Derbyshire Museums Manager Ros Westwood has been provided with more fascinating information about a well-known product to add to her original blog.

Last time I asked if anyone could help the museum with more information about the Buxton Mineral Water Company, and over the weekend a local researcher has done just that. Huge thanks to her for her help. Here is what she has found:

The first reference to Buxton Water being bottled and sold is in a copy of the Morning Advertiser, a London newspaper for Tuesday 17th April 1855. Someone in the town had paid for four front page adverts. In those days the classified adverts were on the front page of the paper, printed in dense columns – and one of them reads:

Buxton Mineral Waters. – Bottled by authority at St. Ann’s Springs. – Sold in Pint Bottles, with direction for Use, by Francis E. Nielson, Pharmaceutical Chemist, the Quadrant, Buxton; and by Hawkins and Co. Importers of Mineral Waters, Duke-Street, St. James’s, London.

The Palace from the Broad Walk, Buxton by Eugene Lami 19th century

I like the idea of London city dwellers being able to have restorative drafts of Buxton Mineral Water more than 150 years ago as they went about their business, or served to them in their fine Victorian homes! Shame we’re not told how much this pint of water cost.

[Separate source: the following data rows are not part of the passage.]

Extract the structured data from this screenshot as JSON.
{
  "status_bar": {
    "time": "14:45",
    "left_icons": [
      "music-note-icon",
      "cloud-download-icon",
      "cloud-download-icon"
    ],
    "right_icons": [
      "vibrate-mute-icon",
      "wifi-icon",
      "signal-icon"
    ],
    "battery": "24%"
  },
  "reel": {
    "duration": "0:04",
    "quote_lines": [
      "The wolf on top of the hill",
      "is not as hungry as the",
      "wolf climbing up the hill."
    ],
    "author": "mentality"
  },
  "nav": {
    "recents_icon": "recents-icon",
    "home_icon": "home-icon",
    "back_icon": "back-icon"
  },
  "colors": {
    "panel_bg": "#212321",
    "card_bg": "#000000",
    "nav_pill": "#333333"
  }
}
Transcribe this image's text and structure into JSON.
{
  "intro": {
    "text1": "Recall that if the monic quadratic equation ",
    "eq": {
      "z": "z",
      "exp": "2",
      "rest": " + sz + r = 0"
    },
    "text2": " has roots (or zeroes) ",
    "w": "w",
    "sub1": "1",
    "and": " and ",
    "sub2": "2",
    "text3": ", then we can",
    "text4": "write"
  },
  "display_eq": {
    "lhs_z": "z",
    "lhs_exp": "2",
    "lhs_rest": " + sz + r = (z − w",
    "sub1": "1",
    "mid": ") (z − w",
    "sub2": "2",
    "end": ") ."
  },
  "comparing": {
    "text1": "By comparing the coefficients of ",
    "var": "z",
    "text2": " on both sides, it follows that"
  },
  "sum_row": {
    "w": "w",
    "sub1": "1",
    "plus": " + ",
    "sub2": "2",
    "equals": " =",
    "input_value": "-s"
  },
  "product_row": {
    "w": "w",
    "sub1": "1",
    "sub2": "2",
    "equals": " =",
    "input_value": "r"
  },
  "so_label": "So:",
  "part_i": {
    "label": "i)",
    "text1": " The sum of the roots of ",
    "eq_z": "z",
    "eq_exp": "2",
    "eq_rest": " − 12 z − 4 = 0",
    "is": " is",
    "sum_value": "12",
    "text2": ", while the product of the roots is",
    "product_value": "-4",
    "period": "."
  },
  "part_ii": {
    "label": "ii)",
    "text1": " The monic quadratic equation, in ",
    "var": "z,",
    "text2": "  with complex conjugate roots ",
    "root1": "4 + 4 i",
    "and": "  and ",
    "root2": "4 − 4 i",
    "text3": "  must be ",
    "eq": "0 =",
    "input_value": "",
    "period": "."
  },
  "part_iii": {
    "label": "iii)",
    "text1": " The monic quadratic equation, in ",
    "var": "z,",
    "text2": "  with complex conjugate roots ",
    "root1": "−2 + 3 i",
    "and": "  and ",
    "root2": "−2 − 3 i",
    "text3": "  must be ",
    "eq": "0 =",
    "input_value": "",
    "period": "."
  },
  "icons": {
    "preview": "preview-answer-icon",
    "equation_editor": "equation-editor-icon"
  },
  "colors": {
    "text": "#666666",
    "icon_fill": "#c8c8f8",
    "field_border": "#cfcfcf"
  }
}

The other adverts were for St Ann’s Hotel in the Crescent, the Buxton Bath Charity and for the book: A hand-book to the Peak of Derbyshire and to the use of the Baths and Mineral waters of Buxton, by William Henry Robertson MD. It was advertised as available at all booksellers and at the railway stations. We gave you a flavour of this book previously.

I assume the water was being bottled in the torpedo shaped Hamiltons, which have the advantage of lying neatly top to bottom alongside each other probably cushioned by densely packed straw in cases or wicket baskets. I assume the bottles would have been transported on carts of packhorses to the canal basin at Buxworth and then the precious water would have been taken by barge through the canal system to London, since the trains had not yet got as far as Buxton at this date.


The next snippet we have is to announce that the Buxton Mineral and Aerated Water Company, Buxton, Derbyshire was dissolved on or before 12 October 1872. But a new company almost immediately springs from the ashes, when the Buxton Herald and Gazette of Fashion (yes, I typed that correctly!) minutes the first ordinary meeting of shareholders for the Buxton Mineral Water Company, under the chairmanship of W.S. Gandy, on 4 September 1873.

The minutes refer to the directors re-organising and systemising the business. Reading between the lines, this looks like a refinancing of the business. The chairman spoke eloquently of the quality and demand for Buxton Water, but if we come back to my interest, the bottling of it, he goes into detail:

Gentlemen, in addition to the ordinary Soda Bottles, we have now in use Barrett’s Patent or Corkless Bottles, and have this last month taken up a licence for Codd’s Patent Bottles: this is a bottle which, whilst offering the advantages of Barrett’s Corkless, also possesses special advantages itself as regards cleanliness and appearance, so that in this department we shall be able to please any choice of customers…

Hiram Codd had perfected the design of these bottles in this year, 1873, with a marble in the neck and a rubber seal, so Buxton Mineral Water Company was one of the very first licence holders.

W 234 front
The Terrace and Hall Bank, Buxton 1860

Finally we come to Tebb, whose bottles of Buxton Water with his name on them are also on show in the new exhibition in the Wonders of the Peak gallery at the Museum.

He is Samuel Henry Oliff Tebb, who was born in about 1864 in Spalding in Lincolnshire. In 1881, when he was about 17, the family had moved to Newark-upon –Trent, and he was working as a ‘bottler’. Clearly there was opportunity at Buxton and by 1890 he was in Buxton, mourning the death of his first wife, Fanny Redfern, whom he had married five years earlier. But not for long, because in June 1891 he married Annie Turner – is this of the marble working family? – and in the 1901 and 1911 censuses he is listed as residing at 10 Rock Terrace, Buxton and working as a ‘Mineral Water Manufacturer’. Can you ‘manufacture’ mineral water?

The source for much of this research was the British Newspaper Archive and the website If you are interested in these finer details of history and research, this is definitely a website you’ll want to visit: it will keep you amused through some of the nastiest of the coming winter days. Don’t forget, that there are public access computers at the museum and in the libraries and staff can show you how to use these tools if you are unsure how to get the best from them.

My thanks again to the researcher who helped on this enquiry. We do appreciate the additional information the followers of the blog can give us.